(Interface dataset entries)
————————

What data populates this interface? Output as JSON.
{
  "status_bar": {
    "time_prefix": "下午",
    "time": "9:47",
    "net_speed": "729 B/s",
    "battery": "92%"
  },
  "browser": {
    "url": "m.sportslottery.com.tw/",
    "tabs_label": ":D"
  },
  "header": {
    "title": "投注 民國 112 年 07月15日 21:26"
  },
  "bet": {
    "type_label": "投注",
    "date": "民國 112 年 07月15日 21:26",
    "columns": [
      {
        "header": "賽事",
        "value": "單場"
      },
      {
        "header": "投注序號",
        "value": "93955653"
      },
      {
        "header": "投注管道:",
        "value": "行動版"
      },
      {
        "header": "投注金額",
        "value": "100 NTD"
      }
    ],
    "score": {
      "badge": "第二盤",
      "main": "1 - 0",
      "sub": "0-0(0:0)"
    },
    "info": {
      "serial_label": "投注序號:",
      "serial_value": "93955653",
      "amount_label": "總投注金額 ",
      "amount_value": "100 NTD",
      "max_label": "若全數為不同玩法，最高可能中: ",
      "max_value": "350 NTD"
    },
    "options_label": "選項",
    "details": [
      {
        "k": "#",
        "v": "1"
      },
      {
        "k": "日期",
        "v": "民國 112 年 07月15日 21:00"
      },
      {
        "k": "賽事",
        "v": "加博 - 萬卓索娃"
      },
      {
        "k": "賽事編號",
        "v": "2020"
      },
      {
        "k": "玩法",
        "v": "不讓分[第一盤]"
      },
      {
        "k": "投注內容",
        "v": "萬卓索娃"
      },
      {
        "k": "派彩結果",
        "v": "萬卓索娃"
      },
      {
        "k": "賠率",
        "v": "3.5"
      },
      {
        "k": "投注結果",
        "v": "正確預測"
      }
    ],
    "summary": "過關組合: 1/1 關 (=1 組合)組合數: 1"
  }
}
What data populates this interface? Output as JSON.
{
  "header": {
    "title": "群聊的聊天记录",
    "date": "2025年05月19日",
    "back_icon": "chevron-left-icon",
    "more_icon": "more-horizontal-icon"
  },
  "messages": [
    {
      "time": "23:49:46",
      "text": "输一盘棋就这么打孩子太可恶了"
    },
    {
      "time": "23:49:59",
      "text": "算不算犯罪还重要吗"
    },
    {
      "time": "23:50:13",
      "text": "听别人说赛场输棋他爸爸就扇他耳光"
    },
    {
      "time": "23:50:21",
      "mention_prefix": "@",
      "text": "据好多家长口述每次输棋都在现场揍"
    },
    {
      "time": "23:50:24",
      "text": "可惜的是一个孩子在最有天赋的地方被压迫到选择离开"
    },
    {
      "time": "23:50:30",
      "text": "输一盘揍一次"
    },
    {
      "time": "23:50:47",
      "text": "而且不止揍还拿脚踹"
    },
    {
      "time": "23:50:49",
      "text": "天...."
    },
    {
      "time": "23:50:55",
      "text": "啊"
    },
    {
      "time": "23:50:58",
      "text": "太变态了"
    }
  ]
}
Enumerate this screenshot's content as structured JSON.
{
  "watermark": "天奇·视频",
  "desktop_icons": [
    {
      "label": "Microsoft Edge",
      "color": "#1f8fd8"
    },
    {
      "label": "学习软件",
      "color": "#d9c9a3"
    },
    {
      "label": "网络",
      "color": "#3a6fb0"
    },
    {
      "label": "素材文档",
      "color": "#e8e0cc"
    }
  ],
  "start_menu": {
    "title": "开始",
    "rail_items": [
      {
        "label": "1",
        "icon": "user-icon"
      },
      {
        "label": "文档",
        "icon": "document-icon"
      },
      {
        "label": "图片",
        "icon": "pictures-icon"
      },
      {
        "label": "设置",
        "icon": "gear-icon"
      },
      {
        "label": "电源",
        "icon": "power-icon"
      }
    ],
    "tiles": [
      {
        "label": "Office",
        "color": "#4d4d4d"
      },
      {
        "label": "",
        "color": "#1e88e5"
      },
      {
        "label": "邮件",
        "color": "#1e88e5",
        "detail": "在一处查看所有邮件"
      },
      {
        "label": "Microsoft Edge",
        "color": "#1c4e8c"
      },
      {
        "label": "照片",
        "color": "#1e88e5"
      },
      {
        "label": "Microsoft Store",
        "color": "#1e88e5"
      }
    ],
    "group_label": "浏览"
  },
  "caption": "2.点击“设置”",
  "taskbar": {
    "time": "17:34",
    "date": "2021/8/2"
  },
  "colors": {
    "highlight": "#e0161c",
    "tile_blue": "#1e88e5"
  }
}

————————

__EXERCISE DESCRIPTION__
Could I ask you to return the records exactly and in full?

__REPLY__
What data populates this interface? Output as JSON.
{
  "status_bar": {
    "time_prefix": "下午",
    "time": "9:47",
    "net_speed": "729 B/s",
    "battery": "92%"
  },
  "browser": {
    "url": "m.sportslottery.com.tw/",
    "tabs_label": ":D"
  },
  "header": {
    "title": "投注 民國 112 年 07月15日 21:26"
  },
  "bet": {
    "type_label": "投注",
    "date": "民國 112 年 07月15日 21:26",
    "columns": [
      {
        "header": "賽事",
        "value": "單場"
      },
      {
        "header": "投注序號",
        "value": "93955653"
      },
      {
        "header": "投注管道:",
        "value": "行動版"
      },
      {
        "header": "投注金額",
        "value": "100 NTD"
      }
    ],
    "score": {
      "badge": "第二盤",
      "main": "1 - 0",
      "sub": "0-0(0:0)"
    },
    "info": {
      "serial_label": "投注序號:",
      "serial_value": "93955653",
      "amount_label": "總投注金額 ",
      "amount_value": "100 NTD",
      "max_label": "若全數為不同玩法，最高可能中: ",
      "max_value": "350 NTD"
    },
    "options_label": "選項",
    "details": [
      {
        "k": "#",
        "v": "1"
      },
      {
        "k": "日期",
        "v": "民國 112 年 07月15日 21:00"
      },
      {
        "k": "賽事",
        "v": "加博 - 萬卓索娃"
      },
      {
        "k": "賽事編號",
        "v": "2020"
      },
      {
        "k": "玩法",
        "v": "不讓分[第一盤]"
      },
      {
        "k": "投注內容",
        "v": "萬卓索娃"
      },
      {
        "k": "派彩結果",
        "v": "萬卓索娃"
      },
      {
        "k": "賠率",
        "v": "3.5"
      },
      {
        "k": "投注結果",
        "v": "正確預測"
      }
    ],
    "summary": "過關組合: 1/1 關 (=1 組合)組合數: 1"
  }
}
What data populates this interface? Output as JSON.
{
  "header": {
    "title": "群聊的聊天记录",
    "date": "2025年05月19日",
    "back_icon": "chevron-left-icon",
    "more_icon": "more-horizontal-icon"
  },
  "messages": [
    {
      "time": "23:49:46",
      "text": "输一盘棋就这么打孩子太可恶了"
    },
    {
      "time": "23:49:59",
      "text": "算不算犯罪还重要吗"
    },
    {
      "time": "23:50:13",
      "text": "听别人说赛场输棋他爸爸就扇他耳光"
    },
    {
      "time": "23:50:21",
      "mention_prefix": "@",
      "text": "据好多家长口述每次输棋都在现场揍"
    },
    {
      "time": "23:50:24",
      "text": "可惜的是一个孩子在最有天赋的地方被压迫到选择离开"
    },
    {
      "time": "23:50:30",
      "text": "输一盘揍一次"
    },
    {
      "time": "23:50:47",
      "text": "而且不止揍还拿脚踹"
    },
    {
      "time": "23:50:49",
      "text": "天...."
    },
    {
      "time": "23:50:55",
      "text": "啊"
    },
    {
      "time": "23:50:58",
      "text": "太变态了"
    }
  ]
}
Enumerate this screenshot's content as structured JSON.
{
  "watermark": "天奇·视频",
  "desktop_icons": [
    {
      "label": "Microsoft Edge",
      "color": "#1f8fd8"
    },
    {
      "label": "学习软件",
      "color": "#d9c9a3"
    },
    {
      "label": "网络",
      "color": "#3a6fb0"
    },
    {
      "label": "素材文档",
      "color": "#e8e0cc"
    }
  ],
  "start_menu": {
    "title": "开始",
    "rail_items": [
      {
        "label": "1",
        "icon": "user-icon"
      },
      {
        "label": "文档",
        "icon": "document-icon"
      },
      {
        "label": "图片",
        "icon": "pictures-icon"
      },
      {
        "label": "设置",
        "icon": "gear-icon"
      },
      {
        "label": "电源",
        "icon": "power-icon"
      }
    ],
    "tiles": [
      {
        "label": "Office",
        "color": "#4d4d4d"
      },
      {
        "label": "",
        "color": "#1e88e5"
      },
      {
        "label": "邮件",
        "color": "#1e88e5",
        "detail": "在一处查看所有邮件"
      },
      {
        "label": "Microsoft Edge",
        "color": "#1c4e8c"
      },
      {
        "label": "照片",
        "color": "#1e88e5"
      },
      {
        "label": "Microsoft Store",
        "color": "#1e88e5"
      }
    ],
    "group_label": "浏览"
  },
  "caption": "2.点击“设置”",
  "taskbar": {
    "time": "17:34",
    "date": "2021/8/2"
  },
  "colors": {
    "highlight": "#e0161c",
    "tile_blue": "#1e88e5"
  }
}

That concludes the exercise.